The original “Men in Black” is a really good movie. Part sci-fi, part action adventure, part comedy. Strong characters. An interesting message with a coming-of-age plot and surprising revelations.
Why has it been so hard to make a good sequel from it?
Written by Matt Holloway and Art Marcum and directed by F. Gary Gray, “Men in Black: International” stars Tessa Thompson as Agent M and Chris Hemsworth as Agent H in an international caper that goes from New York to London to Paris to Marrakesh, revealing a mole in MiB as well as international intrigue as the most dangerous weapon in the universe falls into the wrong hands.
There is no strong internal journey to guide the story and reveal the inner aspects of its characters. The leads try their best, but the script just isn’t there for them. There are some occasional fun moments, but they service a story that on the whole is a retread of the first film. All in all, it’s a miss.
“Men in Black II” was an unfunny letdown. “Men in Black 3” had its moments but overall felt lacking. And now “Men in Black: International” is decidedly unmemorable, a mix of lackluster “Mission: Impossible” tropes with forgettable characters. Why has creating a franchise been so hard?
It may come down simply to poor writing and execution. All of these sequels feel as though they were made just to be made: no creative spark, no new avenues to explore, no broader themes to investigate. It’s all a real shame as the MiB as a concept seems to have so much potential.
What perhaps should have been realized awhile ago is that perhaps the cinema is not the best place for the MiB; perhaps they belong on television. An episodic venture that focuses on secret agents fighting aliens and keeping the world safe makes sense more than another high-profile film that tells the same story again and again.

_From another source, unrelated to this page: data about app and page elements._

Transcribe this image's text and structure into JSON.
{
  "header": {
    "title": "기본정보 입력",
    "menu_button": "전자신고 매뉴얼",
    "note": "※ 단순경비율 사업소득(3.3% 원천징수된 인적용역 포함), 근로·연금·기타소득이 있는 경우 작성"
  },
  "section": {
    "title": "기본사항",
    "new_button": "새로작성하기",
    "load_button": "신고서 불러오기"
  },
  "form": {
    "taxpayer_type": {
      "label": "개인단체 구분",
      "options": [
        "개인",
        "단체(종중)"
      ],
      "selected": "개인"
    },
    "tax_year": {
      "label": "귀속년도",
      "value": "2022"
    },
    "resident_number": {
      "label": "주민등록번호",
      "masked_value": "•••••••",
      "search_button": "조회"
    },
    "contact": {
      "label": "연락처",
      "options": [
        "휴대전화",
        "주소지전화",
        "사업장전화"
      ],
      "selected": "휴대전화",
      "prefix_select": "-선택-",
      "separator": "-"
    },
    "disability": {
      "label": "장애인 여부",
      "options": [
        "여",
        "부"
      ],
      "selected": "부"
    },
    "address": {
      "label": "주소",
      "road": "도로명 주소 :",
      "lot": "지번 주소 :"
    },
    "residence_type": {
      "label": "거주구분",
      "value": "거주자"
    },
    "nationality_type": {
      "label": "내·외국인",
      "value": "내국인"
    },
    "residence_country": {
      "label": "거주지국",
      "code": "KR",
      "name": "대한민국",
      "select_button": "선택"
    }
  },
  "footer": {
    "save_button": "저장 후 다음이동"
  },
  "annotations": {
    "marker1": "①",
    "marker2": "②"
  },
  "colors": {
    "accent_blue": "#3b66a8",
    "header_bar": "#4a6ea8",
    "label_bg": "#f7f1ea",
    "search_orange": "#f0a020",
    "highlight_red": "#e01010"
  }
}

Will that happen? Given the dismal box office performance of “International”, it seems doubtful for the near future.
But franchises have come back from worse films before.